--- START ---

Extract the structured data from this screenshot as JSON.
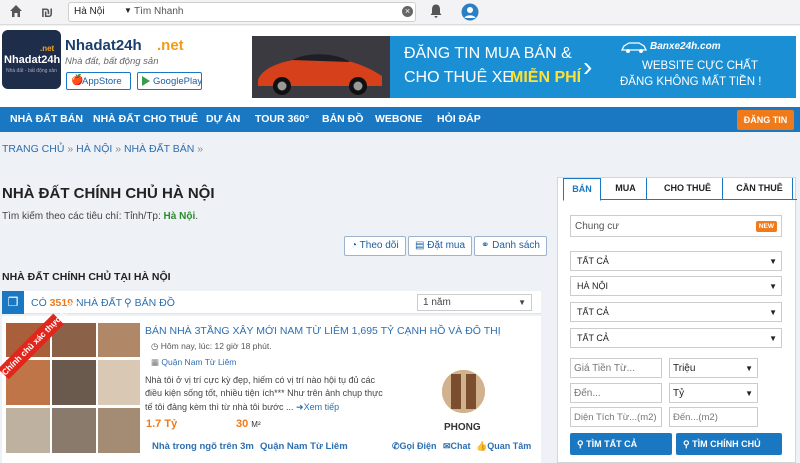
{
  "topbar": {
    "location": "Hà Nội",
    "search_placeholder": "Tìm Nhanh"
  },
  "brand": {
    "logo_top": ".net",
    "logo_main": "Nhadat24h",
    "logo_sub": "Nhà đất - bất động sản",
    "name": "Nhadat24h",
    "name_suffix": ".net",
    "tagline": "Nhà đất, bất động sản",
    "appstore": "AppStore",
    "googleplay": "GooglePlay"
  },
  "banner": {
    "line1": "ĐĂNG TIN MUA BÁN &",
    "line2a": "CHO THUÊ XE ",
    "line2b": "MIỄN PHÍ",
    "site": "Banxe24h.com",
    "right1": "WEBSITE CỰC CHẤT",
    "right2": "ĐĂNG KHÔNG MẤT TIỀN !"
  },
  "nav": {
    "items": [
      "NHÀ ĐẤT BÁN",
      "NHÀ ĐẤT CHO THUÊ",
      "DỰ ÁN",
      "TOUR 360°",
      "BẢN ĐỒ",
      "WEBONE",
      "HỎI ĐÁP"
    ],
    "post": "ĐĂNG TIN"
  },
  "breadcrumb": [
    "TRANG CHỦ",
    "HÀ NỘI",
    "NHÀ ĐẤT BÁN"
  ],
  "breadcrumb_sep": "»",
  "page": {
    "title": "NHÀ ĐẤT CHÍNH CHỦ HÀ NỘI",
    "criteria_prefix": "Tìm kiếm theo các tiêu chí: Tỉnh/Tp: ",
    "criteria_city": "Hà Nội",
    "criteria_end": ".",
    "follow": "Theo dõi",
    "buy": "Đặt mua",
    "list": "Danh sách",
    "section": "NHÀ ĐẤT CHÍNH CHỦ TẠI HÀ NỘI"
  },
  "results": {
    "prefix": "CÓ ",
    "count": "3519",
    "suffix": " NHÀ ĐẤT",
    "map": "BẢN ĐỒ",
    "period": "1 năm"
  },
  "listing": {
    "ribbon": "Chính chủ xác thực 100%",
    "title": "BÁN NHÀ 3TẦNG XÂY MỚI NAM TỪ LIÊM 1,695 TỶ CẠNH HỒ VÀ ĐÔ THỊ",
    "time": "Hôm nay, lúc: 12 giờ 18 phút.",
    "district": "Quận Nam Từ Liêm",
    "desc": "Nhà tôi ở vị trí cực kỳ đẹp, hiếm có vị trí nào hội tụ đủ các điều kiện sống tốt, nhiều tiện ích*** Như trên ảnh chụp thực tế tôi đảng kèm thì từ nhà tôi bước ...",
    "more": "Xem tiếp",
    "price": "1.7 Tỷ",
    "area": "30 ",
    "area_unit": "M²",
    "alley": "Nhà trong ngõ trên 3m",
    "loc": "Quận Nam Từ Liêm",
    "agent": "PHONG",
    "call": "Gọi Điện",
    "chat": "Chat",
    "care": "Quan Tâm"
  },
  "filter": {
    "tabs": [
      "BÁN",
      "MUA",
      "CHO THUÊ",
      "CẦN THUÊ"
    ],
    "type": "Chung cư",
    "new_badge": "NEW",
    "selects": [
      "TẤT CẢ",
      "HÀ NỘI",
      "TẤT CẢ",
      "TẤT CẢ"
    ],
    "price_from": "Giá Tiền Từ...",
    "unit1": "Triệu",
    "price_to": "Đến...",
    "unit2": "Tỷ",
    "area_from": "Diện Tích Từ...(m2)",
    "area_to": "Đến...(m2)",
    "search_all": "TÌM TẤT CẢ",
    "search_owner": "TÌM CHÍNH CHỦ"
  },
  "colors": {
    "nav": "#1a78c2",
    "accent_orange": "#f07a1a",
    "banner": "#1a8fd4"
  }
}
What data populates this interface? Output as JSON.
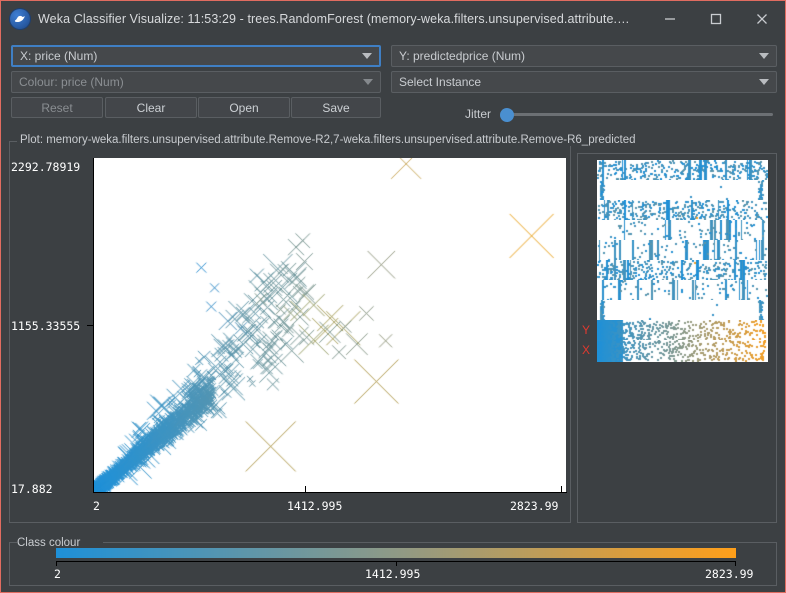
{
  "window": {
    "title": "Weka Classifier Visualize: 11:53:29 - trees.RandomForest (memory-weka.filters.unsupervised.attribute.Remove-R2,7-...",
    "icon": "weka-bird-icon",
    "minimize_label": "minimize-icon",
    "maximize_label": "maximize-icon",
    "close_label": "close-icon",
    "accent_border": "#e06c60",
    "background": "#3c4043"
  },
  "controls": {
    "x_axis_select": "X: price (Num)",
    "y_axis_select": "Y: predictedprice (Num)",
    "colour_select": "Colour: price (Num)",
    "instance_select": "Select Instance",
    "buttons": [
      {
        "label": "Reset",
        "enabled": false
      },
      {
        "label": "Clear",
        "enabled": true
      },
      {
        "label": "Open",
        "enabled": true
      },
      {
        "label": "Save",
        "enabled": true
      }
    ],
    "jitter_label": "Jitter",
    "jitter_value": 0
  },
  "plot": {
    "group_label": "Plot: memory-weka.filters.unsupervised.attribute.Remove-R2,7-weka.filters.unsupervised.attribute.Remove-R6_predicted"
  },
  "attribute_strips": {
    "y_marker": "Y",
    "x_marker": "X",
    "count": 10
  },
  "class_colour": {
    "group_label": "Class colour",
    "min_label": "2",
    "mid_label": "1412.995",
    "max_label": "2823.99",
    "gradient_start": "#1e90d8",
    "gradient_mid": "#8f9a86",
    "gradient_end": "#ff9f1a"
  },
  "chart_data": {
    "type": "scatter",
    "title": "Plot: memory-weka.filters.unsupervised.attribute.Remove-R2,7-weka.filters.unsupervised.attribute.Remove-R6_predicted",
    "xlabel": "price",
    "ylabel": "predictedprice",
    "xlim": [
      2,
      2823.99
    ],
    "ylim": [
      17.882,
      2292.78919
    ],
    "xticks": [
      "2",
      "1412.995",
      "2823.99"
    ],
    "yticks": [
      "17.882",
      "1155.33555",
      "2292.78919"
    ],
    "grid": false,
    "marker": "x",
    "colormap": [
      "#1e90d8",
      "#8f9a86",
      "#ff9f1a"
    ],
    "colorbar": {
      "min": 2,
      "mid": 1412.995,
      "max": 2823.99,
      "label": "Class colour"
    },
    "description": "Dense cluster of low-price instances near origin along the y=x diagonal, sparse high-value outliers in olive and orange",
    "points": [
      {
        "x": 2640,
        "y": 1780,
        "c": "#e8a11c",
        "s": 44
      },
      {
        "x": 1880,
        "y": 2280,
        "c": "#c9a85a",
        "s": 30
      },
      {
        "x": 1700,
        "y": 770,
        "c": "#b09a4e",
        "s": 44
      },
      {
        "x": 1060,
        "y": 320,
        "c": "#b09a4e",
        "s": 50
      },
      {
        "x": 1420,
        "y": 1210,
        "c": "#a8a05e",
        "s": 26
      },
      {
        "x": 1500,
        "y": 1140,
        "c": "#a8a05e",
        "s": 34
      },
      {
        "x": 1320,
        "y": 1300,
        "c": "#9aa06a",
        "s": 22
      },
      {
        "x": 1240,
        "y": 1260,
        "c": "#9aa06a",
        "s": 20
      },
      {
        "x": 1180,
        "y": 1245,
        "c": "#8a9a78",
        "s": 14
      },
      {
        "x": 1390,
        "y": 1120,
        "c": "#a8a05e",
        "s": 26
      },
      {
        "x": 1000,
        "y": 1340,
        "c": "#7d9688",
        "s": 12
      },
      {
        "x": 1120,
        "y": 1270,
        "c": "#7d9688",
        "s": 10
      },
      {
        "x": 1320,
        "y": 1060,
        "c": "#9aa06a",
        "s": 30
      },
      {
        "x": 800,
        "y": 1190,
        "c": "#4f93b8",
        "s": 18
      },
      {
        "x": 700,
        "y": 1290,
        "c": "#3a8fc8",
        "s": 10
      },
      {
        "x": 880,
        "y": 1140,
        "c": "#4f93b8",
        "s": 12
      },
      {
        "x": 640,
        "y": 1560,
        "c": "#2f8fd0",
        "s": 10
      },
      {
        "x": 720,
        "y": 1420,
        "c": "#3a8fc8",
        "s": 9
      }
    ]
  }
}
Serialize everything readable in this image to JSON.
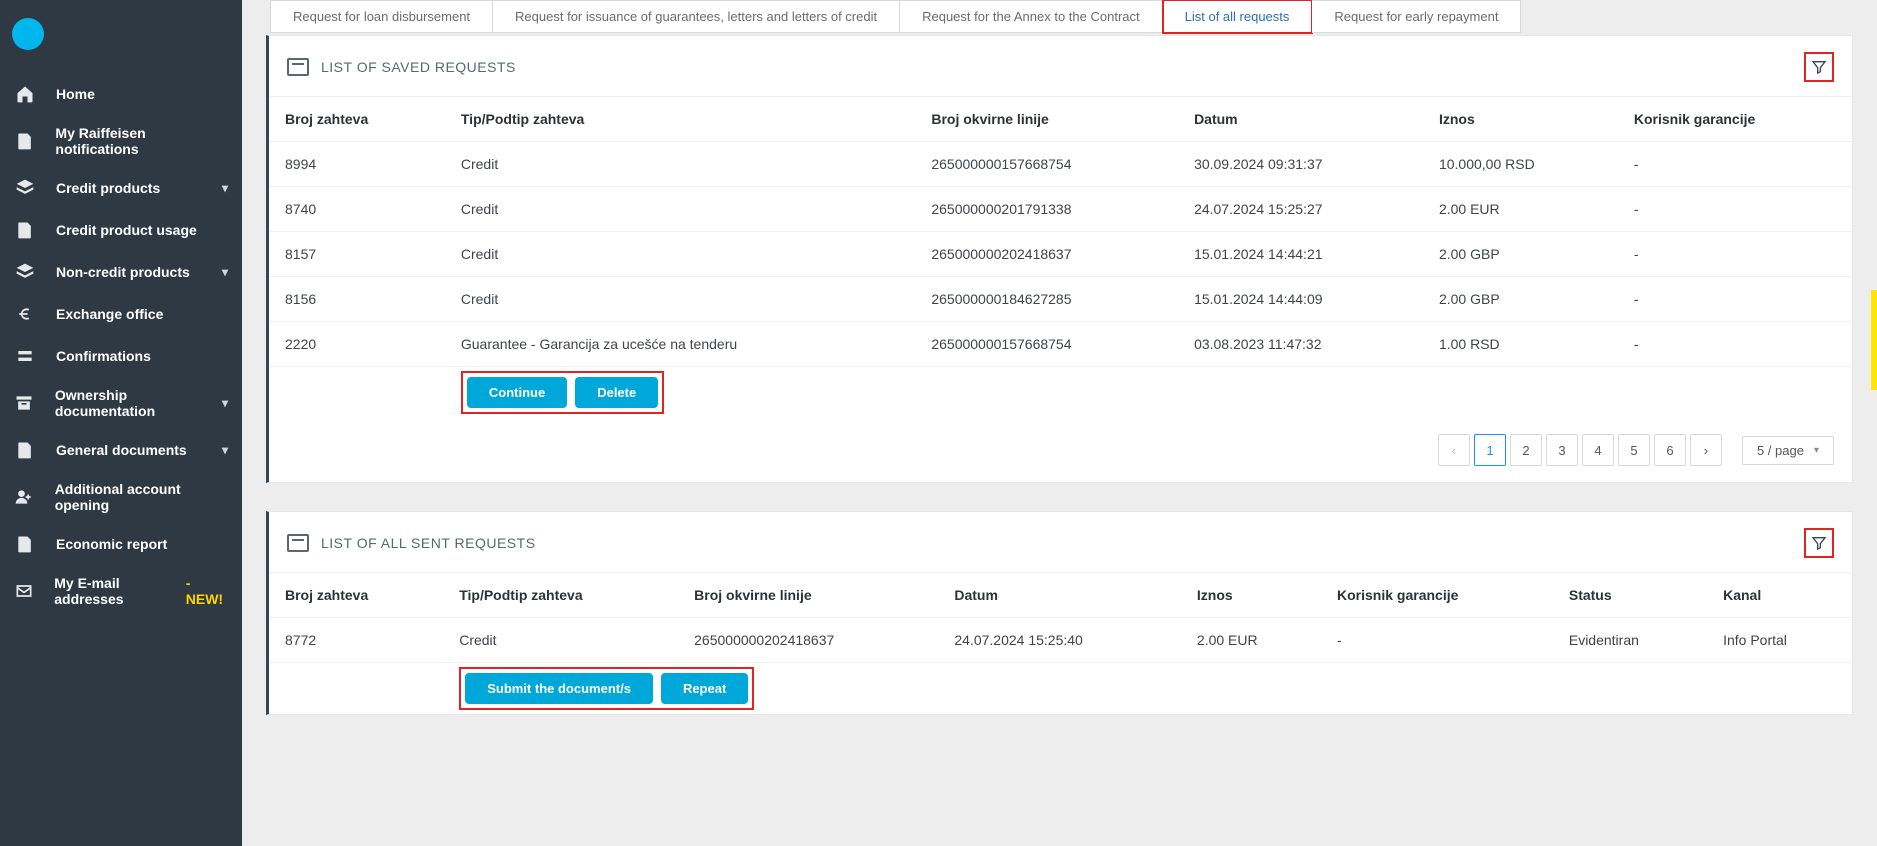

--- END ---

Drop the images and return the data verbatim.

— Written answer —
Extract the structured data from this screenshot as JSON.
{
  "topbar": {
    "location": "Hà Nội",
    "search_placeholder": "Tìm Nhanh"
  },
  "brand": {
    "logo_top": ".net",
    "logo_main": "Nhadat24h",
    "logo_sub": "Nhà đất - bất động sản",
    "name": "Nhadat24h",
    "name_suffix": ".net",
    "tagline": "Nhà đất, bất động sản",
    "appstore": "AppStore",
    "googleplay": "GooglePlay"
  },
  "banner": {
    "line1": "ĐĂNG TIN MUA BÁN &",
    "line2a": "CHO THUÊ XE ",
    "line2b": "MIỄN PHÍ",
    "site": "Banxe24h.com",
    "right1": "WEBSITE CỰC CHẤT",
    "right2": "ĐĂNG KHÔNG MẤT TIỀN !"
  },
  "nav": {
    "items": [
      "NHÀ ĐẤT BÁN",
      "NHÀ ĐẤT CHO THUÊ",
      "DỰ ÁN",
      "TOUR 360°",
      "BẢN ĐỒ",
      "WEBONE",
      "HỎI ĐÁP"
    ],
    "post": "ĐĂNG TIN"
  },
  "breadcrumb": [
    "TRANG CHỦ",
    "HÀ NỘI",
    "NHÀ ĐẤT BÁN"
  ],
  "breadcrumb_sep": "»",
  "page": {
    "title": "NHÀ ĐẤT CHÍNH CHỦ HÀ NỘI",
    "criteria_prefix": "Tìm kiếm theo các tiêu chí: Tỉnh/Tp: ",
    "criteria_city": "Hà Nội",
    "criteria_end": ".",
    "follow": "Theo dõi",
    "buy": "Đặt mua",
    "list": "Danh sách",
    "section": "NHÀ ĐẤT CHÍNH CHỦ TẠI HÀ NỘI"
  },
  "results": {
    "prefix": "CÓ ",
    "count": "3519",
    "suffix": " NHÀ ĐẤT",
    "map": "BẢN ĐỒ",
    "period": "1 năm"
  },
  "listing": {
    "ribbon": "Chính chủ xác thực 100%",
    "title": "BÁN NHÀ 3TẦNG XÂY MỚI NAM TỪ LIÊM 1,695 TỶ CẠNH HỒ VÀ ĐÔ THỊ",
    "time": "Hôm nay, lúc: 12 giờ 18 phút.",
    "district": "Quận Nam Từ Liêm",
    "desc": "Nhà tôi ở vị trí cực kỳ đẹp, hiếm có vị trí nào hội tụ đủ các điều kiện sống tốt, nhiều tiện ích*** Như trên ảnh chụp thực tế tôi đảng kèm thì từ nhà tôi bước ...",
    "more": "Xem tiếp",
    "price": "1.7 Tỷ",
    "area": "30 ",
    "area_unit": "M²",
    "alley": "Nhà trong ngõ trên 3m",
    "loc": "Quận Nam Từ Liêm",
    "agent": "PHONG",
    "call": "Gọi Điện",
    "chat": "Chat",
    "care": "Quan Tâm"
  },
  "filter": {
    "tabs": [
      "BÁN",
      "MUA",
      "CHO THUÊ",
      "CẦN THUÊ"
    ],
    "type": "Chung cư",
    "new_badge": "NEW",
    "selects": [
      "TẤT CẢ",
      "HÀ NỘI",
      "TẤT CẢ",
      "TẤT CẢ"
    ],
    "price_from": "Giá Tiền Từ...",
    "unit1": "Triệu",
    "price_to": "Đến...",
    "unit2": "Tỷ",
    "area_from": "Diện Tích Từ...(m2)",
    "area_to": "Đến...(m2)",
    "search_all": "TÌM TẤT CẢ",
    "search_owner": "TÌM CHÍNH CHỦ"
  },
  "colors": {
    "nav": "#1a78c2",
    "accent_orange": "#f07a1a",
    "banner": "#1a8fd4"
  }
}
What data populates this interface? Output as JSON.
{
  "window": {
    "title": "Weka Classifier Visualize: 11:53:29 - trees.RandomForest (memory-weka.filters.unsupervised.attribute.Remove-R2,7-...",
    "icon": "weka-bird-icon",
    "minimize_label": "minimize-icon",
    "maximize_label": "maximize-icon",
    "close_label": "close-icon",
    "accent_border": "#e06c60",
    "background": "#3c4043"
  },
  "controls": {
    "x_axis_select": "X: price (Num)",
    "y_axis_select": "Y: predictedprice (Num)",
    "colour_select": "Colour: price (Num)",
    "instance_select": "Select Instance",
    "buttons": [
      {
        "label": "Reset",
        "enabled": false
      },
      {
        "label": "Clear",
        "enabled": true
      },
      {
        "label": "Open",
        "enabled": true
      },
      {
        "label": "Save",
        "enabled": true
      }
    ],
    "jitter_label": "Jitter",
    "jitter_value": 0
  },
  "plot": {
    "group_label": "Plot: memory-weka.filters.unsupervised.attribute.Remove-R2,7-weka.filters.unsupervised.attribute.Remove-R6_predicted"
  },
  "attribute_strips": {
    "y_marker": "Y",
    "x_marker": "X",
    "count": 10
  },
  "class_colour": {
    "group_label": "Class colour",
    "min_label": "2",
    "mid_label": "1412.995",
    "max_label": "2823.99",
    "gradient_start": "#1e90d8",
    "gradient_mid": "#8f9a86",
    "gradient_end": "#ff9f1a"
  },
  "chart_data": {
    "type": "scatter",
    "title": "Plot: memory-weka.filters.unsupervised.attribute.Remove-R2,7-weka.filters.unsupervised.attribute.Remove-R6_predicted",
    "xlabel": "price",
    "ylabel": "predictedprice",
    "xlim": [
      2,
      2823.99
    ],
    "ylim": [
      17.882,
      2292.78919
    ],
    "xticks": [
      "2",
      "1412.995",
      "2823.99"
    ],
    "yticks": [
      "17.882",
      "1155.33555",
      "2292.78919"
    ],
    "grid": false,
    "marker": "x",
    "colormap": [
      "#1e90d8",
      "#8f9a86",
      "#ff9f1a"
    ],
    "colorbar": {
      "min": 2,
      "mid": 1412.995,
      "max": 2823.99,
      "label": "Class colour"
    },
    "description": "Dense cluster of low-price instances near origin along the y=x diagonal, sparse high-value outliers in olive and orange",
    "points": [
      {
        "x": 2640,
        "y": 1780,
        "c": "#e8a11c",
        "s": 44
      },
      {
        "x": 1880,
        "y": 2280,
        "c": "#c9a85a",
        "s": 30
      },
      {
        "x": 1700,
        "y": 770,
        "c": "#b09a4e",
        "s": 44
      },
      {
        "x": 1060,
        "y": 320,
        "c": "#b09a4e",
        "s": 50
      },
      {
        "x": 1420,
        "y": 1210,
        "c": "#a8a05e",
        "s": 26
      },
      {
        "x": 1500,
        "y": 1140,
        "c": "#a8a05e",
        "s": 34
      },
      {
        "x": 1320,
        "y": 1300,
        "c": "#9aa06a",
        "s": 22
      },
      {
        "x": 1240,
        "y": 1260,
        "c": "#9aa06a",
        "s": 20
      },
      {
        "x": 1180,
        "y": 1245,
        "c": "#8a9a78",
        "s": 14
      },
      {
        "x": 1390,
        "y": 1120,
        "c": "#a8a05e",
        "s": 26
      },
      {
        "x": 1000,
        "y": 1340,
        "c": "#7d9688",
        "s": 12
      },
      {
        "x": 1120,
        "y": 1270,
        "c": "#7d9688",
        "s": 10
      },
      {
        "x": 1320,
        "y": 1060,
        "c": "#9aa06a",
        "s": 30
      },
      {
        "x": 800,
        "y": 1190,
        "c": "#4f93b8",
        "s": 18
      },
      {
        "x": 700,
        "y": 1290,
        "c": "#3a8fc8",
        "s": 10
      },
      {
        "x": 880,
        "y": 1140,
        "c": "#4f93b8",
        "s": 12
      },
      {
        "x": 640,
        "y": 1560,
        "c": "#2f8fd0",
        "s": 10
      },
      {
        "x": 720,
        "y": 1420,
        "c": "#3a8fc8",
        "s": 9
      }
    ]
  }
}
Serialize everything readable in this image to JSON.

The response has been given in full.